The economic overview for Latin America and the Caribbean in 2019 is occurring in a particularly complex context, reports the Economic Commission for Latin America and the Caribbean (ECLAC).
The region is exhibiting an economic deceleration that is widespread and synchronized among countries and sectors, topping off six consecutive years of low growth, the ECLAC reported in its last annual report released at its central headquarters in Santiago, Chile.
In its Preliminary Overview of the Economies of Latin America and the Caribbean 2019, the United Nations regional organization indicates that the deceleration in domestic demand is being accompanied by low external aggregate demand and more fragile international financial markets. This context is compounded by growing social demands and pressure to reduce inequality and increase social inclusion.
In this way, the macroeconomic situation in recent years shows a deceleration trend in economic activity, with a reduction in Gross Domestic Product (GDP) per capita, a decline in investment, lower consumption per capita, fewer exports, and a sustained deterioration in the quality of employment.
All of this will lead to the region growing just 0.1% on average in 2019, and growth projections for 2020 will remain low at around 1.3% for the region as a whole. As a result, the 2014-2020 period will mark the lowest growth in the last seven decades for the economies of Latin America and the Caribbean.
“Given this scenario, the region cannot withstand adjustment policies and needs policies to stimulate growth and reduce inequality. The current conditions require that fiscal policy be centered on the reactivation of growth and on responding to growing social demands,” stated Alicia Bárcena, Executive Secretary of the Economic Commission for Latin America and the Caribbean (ECLAC), at the presentation of the document.
The report emphasizes that an active fiscal policy requires in the medium-to-long term a strategy to ensure its sustainability over time. This implies that it must be linked to growth capacity and productivity dynamics, and to strengthening the State’s capacity for revenue collection (improving the progressive nature of the tax structure through an increase in direct taxes; reducing tax evasion, which represents around 6.3% of regional GDP; reevaluating tax expenditures, which represent 3.7% of GDP in the region; and implementing a new generation of taxes related to the digital economy, the environment and public health).
In terms of growth projections, according to the report, 23 of 33 Latin American and Caribbean countries (and 18 out of 20 in Latin America) will see their growth decelerate during 2019, while 14 nations will record an expansion of 1% or less by year’s end.
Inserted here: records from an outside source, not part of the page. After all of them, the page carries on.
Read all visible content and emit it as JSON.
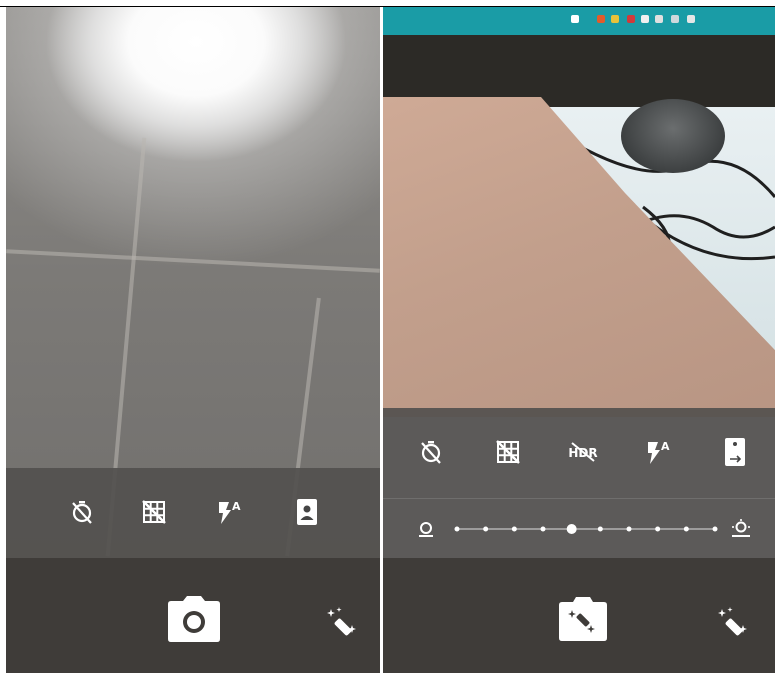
{
  "left_screen": {
    "settings_icons": [
      "timer-off-icon",
      "grid-off-icon",
      "flash-auto-icon",
      "switch-camera-icon"
    ],
    "flash_badge": "A",
    "shutter_icon": "camera-icon",
    "effects_icon": "magic-wand-icon"
  },
  "right_screen": {
    "settings_icons": [
      "timer-off-icon",
      "grid-off-icon",
      "hdr-off-icon",
      "flash-auto-icon",
      "switch-camera-icon"
    ],
    "hdr_label": "HDR",
    "flash_badge": "A",
    "exposure": {
      "steps": 10,
      "selected_step": 5,
      "min_icon": "exposure-low-icon",
      "max_icon": "exposure-high-icon"
    },
    "mode_icon": "effects-camera-icon",
    "effects_icon": "magic-wand-icon"
  }
}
Furthermore, the report verifies that the region’s GDP per capita will have contracted 4.0% between 2014 and 2019.
Meanwhile, national unemployment will rise from 8.0% in 2018 to 8.2% in 2019, which amounts to an increase of one million people, reaching a new maximum of 25.2 million. This situation is compounded by a deterioration in job quality due to growth in self-employment (which exceeded salaried employment) and in labor informality.
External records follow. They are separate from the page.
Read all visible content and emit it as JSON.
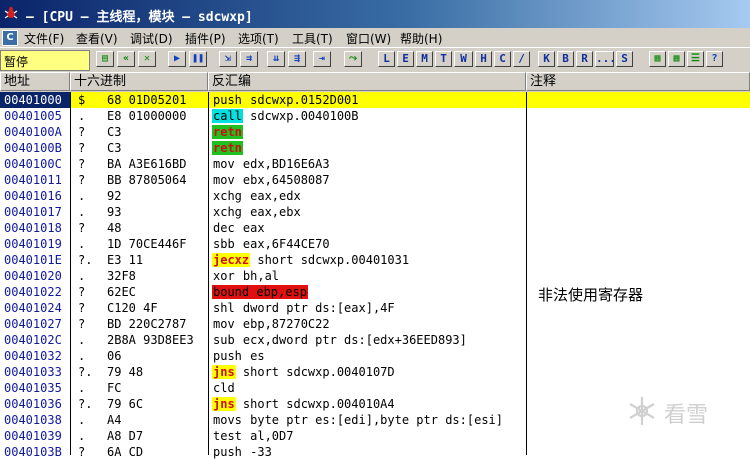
{
  "window": {
    "title": "– [CPU – 主线程，模块 – sdcwxp]"
  },
  "menu": [
    "文件(F)",
    "查看(V)",
    "调试(D)",
    "插件(P)",
    "选项(T)",
    "工具(T)",
    "窗口(W)",
    "帮助(H)"
  ],
  "toolbar": {
    "status": "暂停",
    "letter_buttons": [
      "L",
      "E",
      "M",
      "T",
      "W",
      "H",
      "C",
      "/",
      "K",
      "B",
      "R",
      "...",
      "S"
    ]
  },
  "columns": {
    "address": "地址",
    "hex": "十六进制",
    "disasm": "反汇编",
    "comment": "注释"
  },
  "rows": [
    {
      "addr": "00401000",
      "mark": "$",
      "hex": "68 01D05201",
      "mn": "push",
      "ops": " sdcwxp.0152D001",
      "hl": ""
    },
    {
      "addr": "00401005",
      "mark": ".",
      "hex": "E8 01000000",
      "mn": "call",
      "ops": " sdcwxp.0040100B",
      "hl": "cyan"
    },
    {
      "addr": "0040100A",
      "mark": "?",
      "hex": "C3",
      "mn": "retn",
      "ops": "",
      "hl": "green"
    },
    {
      "addr": "0040100B",
      "mark": "?",
      "hex": "C3",
      "mn": "retn",
      "ops": "",
      "hl": "green"
    },
    {
      "addr": "0040100C",
      "mark": "?",
      "hex": "BA A3E616BD",
      "mn": "mov",
      "ops": " edx,BD16E6A3",
      "hl": ""
    },
    {
      "addr": "00401011",
      "mark": "?",
      "hex": "BB 87805064",
      "mn": "mov",
      "ops": " ebx,64508087",
      "hl": ""
    },
    {
      "addr": "00401016",
      "mark": ".",
      "hex": "92",
      "mn": "xchg",
      "ops": " eax,edx",
      "hl": ""
    },
    {
      "addr": "00401017",
      "mark": ".",
      "hex": "93",
      "mn": "xchg",
      "ops": " eax,ebx",
      "hl": ""
    },
    {
      "addr": "00401018",
      "mark": "?",
      "hex": "48",
      "mn": "dec",
      "ops": " eax",
      "hl": ""
    },
    {
      "addr": "00401019",
      "mark": ".",
      "hex": "1D 70CE446F",
      "mn": "sbb",
      "ops": " eax,6F44CE70",
      "hl": ""
    },
    {
      "addr": "0040101E",
      "mark": "?.",
      "hex": "E3 11",
      "mn": "jecxz",
      "ops": " short sdcwxp.00401031",
      "hl": "yellow"
    },
    {
      "addr": "00401020",
      "mark": ".",
      "hex": "32F8",
      "mn": "xor",
      "ops": " bh,al",
      "hl": ""
    },
    {
      "addr": "00401022",
      "mark": "?",
      "hex": "62EC",
      "mn": "bound ebp,esp",
      "ops": "",
      "hl": "red"
    },
    {
      "addr": "00401024",
      "mark": "?",
      "hex": "C120 4F",
      "mn": "shl",
      "ops": " dword ptr ds:[eax],4F",
      "hl": ""
    },
    {
      "addr": "00401027",
      "mark": "?",
      "hex": "BD 220C2787",
      "mn": "mov",
      "ops": " ebp,87270C22",
      "hl": ""
    },
    {
      "addr": "0040102C",
      "mark": ".",
      "hex": "2B8A 93D8EE3",
      "mn": "sub",
      "ops": " ecx,dword ptr ds:[edx+36EED893]",
      "hl": ""
    },
    {
      "addr": "00401032",
      "mark": ".",
      "hex": "06",
      "mn": "push",
      "ops": " es",
      "hl": ""
    },
    {
      "addr": "00401033",
      "mark": "?.",
      "hex": "79 48",
      "mn": "jns",
      "ops": " short sdcwxp.0040107D",
      "hl": "yellow"
    },
    {
      "addr": "00401035",
      "mark": ".",
      "hex": "FC",
      "mn": "cld",
      "ops": "",
      "hl": ""
    },
    {
      "addr": "00401036",
      "mark": "?.",
      "hex": "79 6C",
      "mn": "jns",
      "ops": " short sdcwxp.004010A4",
      "hl": "yellow"
    },
    {
      "addr": "00401038",
      "mark": ".",
      "hex": "A4",
      "mn": "movs",
      "ops": " byte ptr es:[edi],byte ptr ds:[esi]",
      "hl": ""
    },
    {
      "addr": "00401039",
      "mark": ".",
      "hex": "A8 D7",
      "mn": "test",
      "ops": " al,0D7",
      "hl": ""
    },
    {
      "addr": "0040103B",
      "mark": "?",
      "hex": "6A CD",
      "mn": "push",
      "ops": " -33",
      "hl": ""
    }
  ],
  "comment_note": "非法使用寄存器",
  "watermark": "看雪",
  "colors": {
    "selected_row": "#ffff00",
    "selected_addr": "#0a246a",
    "addr_text": "#1018a0"
  }
}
The Preliminary Overview forecasts that in 2019 the country with the greatest expansion will be Dominica (9.0%), followed by Antigua and Barbuda (6.2%), the Dominican Republic (4.8%) and Guyana (4.5%). In contrast, Venezuela will experience the greatest setback, with a contraction of -25.5%, followed by Nicaragua (-5.3%), Argentina (-3.0%) and Haiti (-0.7%). Central America will grow 2.4%, the Caribbean 1.4% and South America will contract -0.1%.
For 2020, ECLAC’s projections indicate that Caribbean nations will continue leading regional growth (with a subregional average of 5.6%), led by Guyana (85.6%, due to oil production starting in 2020), Antigua and Barbuda (6.5%), Dominica (4.9%) and the Dominican Republic (4.7%). On the low end of the spectrum, Venezuela, Nicaragua and Argentina will have more moderate economic contraction rates (with -14%, -1.4% and -1.3%, respectively).
Meanwhile, Central America will expand 2.6% and South America 1.2%.
According to the report, despite the difficulties and limitations that policy spaces currently face, in contrast to prior periods, the majority of the region’s countries find themselves today in situations of historically low inflation levels (a 2.6% regional average, without taking into account Venezuela, Argentina and Haiti), relatively high international reserves, the economies generally preserve access to international financial markets, and international interest rates are at low levels. These conditions favor the capacity to implement macroeconomic policies that would tend to reverse the current low-growth scenario.
To that end, it is critical to reactivate economic activity through greater public spending on investment and social policies, ECLAC indicates. In addition, to address social demands, short-term redistributive efforts must be complemented with an increase in the provision and quality of public goods and services, the Commission underscores.